How much “emergency savings” do you have stowed away?
For more than a quarter of Canadians, the amount of cash on hand would drop to zero in a month or sooner should they be hit with a job loss or other financial shock, according to an annual survey from Bank of Montreal.
Twenty seven per cent say they have a financial cushion that would last a month or less, which represents a 27 per cent increase from the same survey in 2012.
Over that time, consumer debt loads have increased to record levels, while mortgage payments have grown to take up a bigger share of monthly household incomes leaving less left over to save, experts note.
BMO says individuals should attempt to build up a reserve fund that would cover all personal expenses for up to half a year.
“In order to avoid taking on an unmanageable amount of debt, the ideal emergency savings fund should be equal to three to six months of your income,” Christine Canning, head of “everyday banking” at BMO, said.
More than half, or 52 per cent, reported having less than $10,000 in savings, while four in ten reported having less than $5,000.
- One in five (19 per cent) has less than $1,000
- 29 per cent have between $10,000 – $49,999, while 19 per cent have over $50,000

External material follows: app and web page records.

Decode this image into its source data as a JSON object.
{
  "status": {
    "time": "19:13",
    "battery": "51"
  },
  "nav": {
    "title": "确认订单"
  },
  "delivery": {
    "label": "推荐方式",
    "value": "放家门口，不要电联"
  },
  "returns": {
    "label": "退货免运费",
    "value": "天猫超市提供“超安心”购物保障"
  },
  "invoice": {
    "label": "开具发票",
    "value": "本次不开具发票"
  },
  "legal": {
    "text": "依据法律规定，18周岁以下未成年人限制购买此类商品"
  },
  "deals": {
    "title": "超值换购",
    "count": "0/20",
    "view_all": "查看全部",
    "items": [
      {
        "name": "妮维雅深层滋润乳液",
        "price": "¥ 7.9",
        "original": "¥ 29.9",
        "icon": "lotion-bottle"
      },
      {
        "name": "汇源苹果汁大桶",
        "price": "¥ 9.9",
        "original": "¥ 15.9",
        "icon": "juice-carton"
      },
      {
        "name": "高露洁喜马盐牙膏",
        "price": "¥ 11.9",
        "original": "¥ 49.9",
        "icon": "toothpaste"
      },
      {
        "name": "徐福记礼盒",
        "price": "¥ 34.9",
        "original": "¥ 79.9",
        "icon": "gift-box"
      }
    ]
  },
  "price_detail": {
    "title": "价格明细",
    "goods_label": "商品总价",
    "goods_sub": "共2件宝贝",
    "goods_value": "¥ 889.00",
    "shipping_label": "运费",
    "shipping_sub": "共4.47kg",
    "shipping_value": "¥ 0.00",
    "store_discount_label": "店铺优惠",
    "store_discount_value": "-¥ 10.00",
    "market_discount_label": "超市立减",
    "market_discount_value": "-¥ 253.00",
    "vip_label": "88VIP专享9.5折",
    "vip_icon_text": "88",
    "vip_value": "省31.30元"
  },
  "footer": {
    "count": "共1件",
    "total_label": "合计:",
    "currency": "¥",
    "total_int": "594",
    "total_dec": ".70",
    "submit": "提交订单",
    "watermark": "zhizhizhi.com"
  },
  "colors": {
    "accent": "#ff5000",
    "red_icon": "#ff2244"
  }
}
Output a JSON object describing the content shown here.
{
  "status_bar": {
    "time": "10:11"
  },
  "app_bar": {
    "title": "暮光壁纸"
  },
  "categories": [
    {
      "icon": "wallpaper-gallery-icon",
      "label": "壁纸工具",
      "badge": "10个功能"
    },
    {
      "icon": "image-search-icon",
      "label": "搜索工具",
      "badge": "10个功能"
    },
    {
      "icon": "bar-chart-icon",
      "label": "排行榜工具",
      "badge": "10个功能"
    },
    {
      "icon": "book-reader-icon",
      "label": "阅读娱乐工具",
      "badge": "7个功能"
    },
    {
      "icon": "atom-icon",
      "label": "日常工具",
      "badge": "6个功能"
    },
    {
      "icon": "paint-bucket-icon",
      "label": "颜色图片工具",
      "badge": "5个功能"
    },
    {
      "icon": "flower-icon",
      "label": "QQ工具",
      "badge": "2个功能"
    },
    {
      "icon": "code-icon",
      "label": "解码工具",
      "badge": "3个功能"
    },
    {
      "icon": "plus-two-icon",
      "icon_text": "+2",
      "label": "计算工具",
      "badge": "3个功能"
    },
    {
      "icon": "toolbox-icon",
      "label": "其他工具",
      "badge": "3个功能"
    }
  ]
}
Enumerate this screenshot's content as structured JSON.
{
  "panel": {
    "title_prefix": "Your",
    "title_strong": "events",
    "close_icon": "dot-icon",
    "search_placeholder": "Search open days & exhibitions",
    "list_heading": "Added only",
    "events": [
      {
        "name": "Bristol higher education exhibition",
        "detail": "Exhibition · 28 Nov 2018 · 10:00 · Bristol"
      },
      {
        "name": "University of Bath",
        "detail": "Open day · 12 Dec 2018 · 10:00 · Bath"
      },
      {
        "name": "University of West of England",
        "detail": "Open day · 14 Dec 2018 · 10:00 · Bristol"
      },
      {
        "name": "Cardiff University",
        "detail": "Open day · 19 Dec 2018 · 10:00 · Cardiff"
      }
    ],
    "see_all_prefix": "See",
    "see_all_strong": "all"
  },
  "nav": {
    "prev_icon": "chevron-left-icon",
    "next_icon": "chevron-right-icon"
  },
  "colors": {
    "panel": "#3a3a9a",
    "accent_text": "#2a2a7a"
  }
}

- Those with an annual income under $50,000 are most likely to have savings under $1,000
- A quarter of those with an annual income over $100,000 have under $5,000 in savings
Emergency Savings by Region
- Quebecers account for the highest percentage (40 per cent) of those with a savings fund of $10,000 – $49,999, while Ontario has the lowest at 22 per cent
- BC represents the province with the highest percentage (23 per cent) of residents holding over $50,000 in savings, while Quebec is the lowest (13 per cent)
- BC residents have the highest average rainy day fund at $43,818.15, $8,581.36 above the national average
Here’s a look at average consumer debt levels across the country as of the end of July, and the percentage change compared to the same period last year.
The BMO Rainy Day Survey which was conducted by Pollara between Aug. 5 and Aug. 7 with an online sample of 1,001 adult Canadians. Data has been weighted using the latest Canadian census information to be representative in terms of age, gender and region.
The margin of error for a probability sample size of 1,001 is plus or minus 3.1 per cent, 19 times out of 20.